● TASK STATEMENT
Pick every line out of the entries below that holds the string "title", and report them.

########

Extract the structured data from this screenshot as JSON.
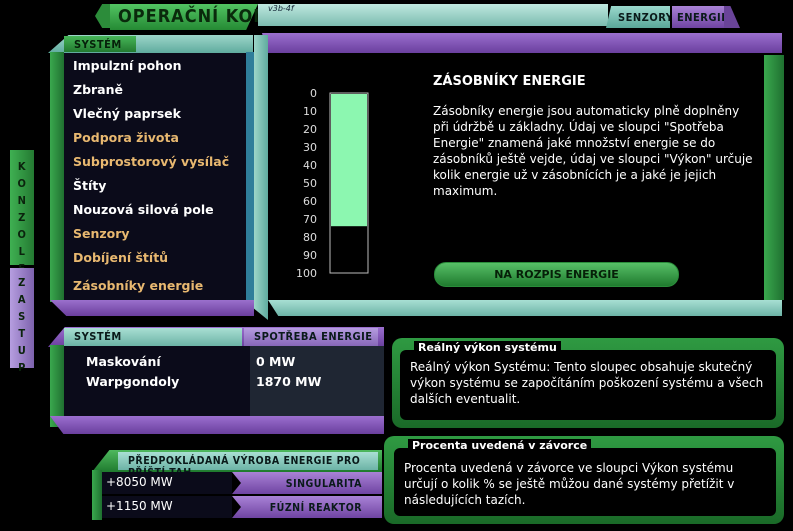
{
  "header": {
    "title": "OPERAČNÍ KONZOLE",
    "small_text": "v3b-4f",
    "tabs": [
      {
        "label": "SENZORY"
      },
      {
        "label": "ENERGIE"
      }
    ]
  },
  "side_rail": {
    "top_label": "KONZOLE",
    "bottom_label": "ZASTUP"
  },
  "system_panel": {
    "header": "SYSTÉM",
    "items": [
      {
        "label": "Impulzní pohon",
        "color": "#ffffff"
      },
      {
        "label": "Zbraně",
        "color": "#ffffff"
      },
      {
        "label": "Vlečný paprsek",
        "color": "#ffffff"
      },
      {
        "label": "Podpora života",
        "color": "#e8b870"
      },
      {
        "label": "Subprostorový vysílač",
        "color": "#e8b870"
      },
      {
        "label": "Štíty",
        "color": "#ffffff"
      },
      {
        "label": "Nouzová silová pole",
        "color": "#ffffff"
      },
      {
        "label": "Senzory",
        "color": "#e8b870"
      },
      {
        "label": "Dobíjení štítů",
        "color": "#e8b870"
      },
      {
        "label": "Zásobníky energie",
        "color": "#e8b870"
      }
    ]
  },
  "main": {
    "title": "ZÁSOBNÍKY ENERGIE",
    "description": "Zásobníky energie jsou automaticky plně doplněny při údržbě u základny. Údaj ve sloupci \"Spotřeba Energie\" znamená jaké množství energie se do zásobníků ještě vejde, údaj ve sloupci \"Výkon\" určuje kolik energie už v zásobnících je a jaké je jejich maximum.",
    "button_label": "NA ROZPIS ENERGIE"
  },
  "chart_data": {
    "type": "bar",
    "categories": [
      ""
    ],
    "values": [
      74
    ],
    "ylim": [
      0,
      100
    ],
    "y_ticks": [
      "0",
      "10",
      "20",
      "30",
      "40",
      "50",
      "60",
      "70",
      "80",
      "90",
      "100"
    ],
    "fill_color": "#8cf7b0"
  },
  "consumption": {
    "col1_header": "SYSTÉM",
    "col2_header": "SPOTŘEBA ENERGIE",
    "rows": [
      {
        "system": "Maskování",
        "value": "0 MW"
      },
      {
        "system": "Warpgondoly",
        "value": "1870 MW"
      }
    ]
  },
  "projection": {
    "header": "PŘEDPOKLÁDANÁ VÝROBA ENERGIE PRO PŘÍŠTÍ TAH",
    "rows": [
      {
        "value": "+8050 MW",
        "label": "SINGULARITA"
      },
      {
        "value": "+1150 MW",
        "label": "FÚZNÍ REAKTOR"
      }
    ]
  },
  "info1": {
    "title": "Reálný výkon systému",
    "text": "Reálný výkon Systému: Tento sloupec obsahuje skutečný výkon systému se započítáním poškození systému a všech dalších eventualit."
  },
  "info2": {
    "title": "Procenta uvedená v závorce",
    "text": "Procenta uvedená v závorce ve sloupci Výkon systému určují o kolik % se ještě můžou dané systémy přetížit v následujících tazích."
  }
}
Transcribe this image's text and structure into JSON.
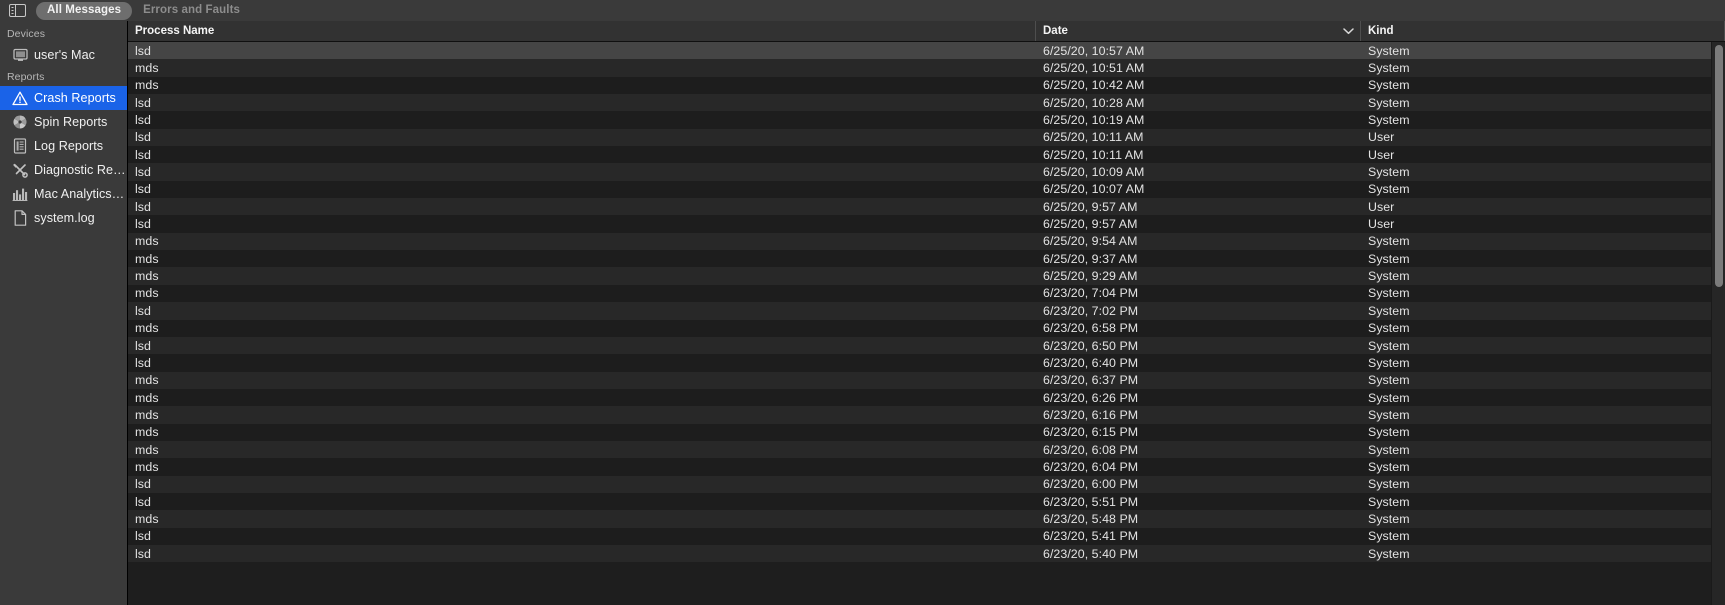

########

● RESPONSE
    "title": "OPERAČNÍ KONZOLE",
    "title": "ZÁSOBNÍKY ENERGIE",
    "title": "Reálný výkon systému",
    "title": "Procenta uvedená v závorce",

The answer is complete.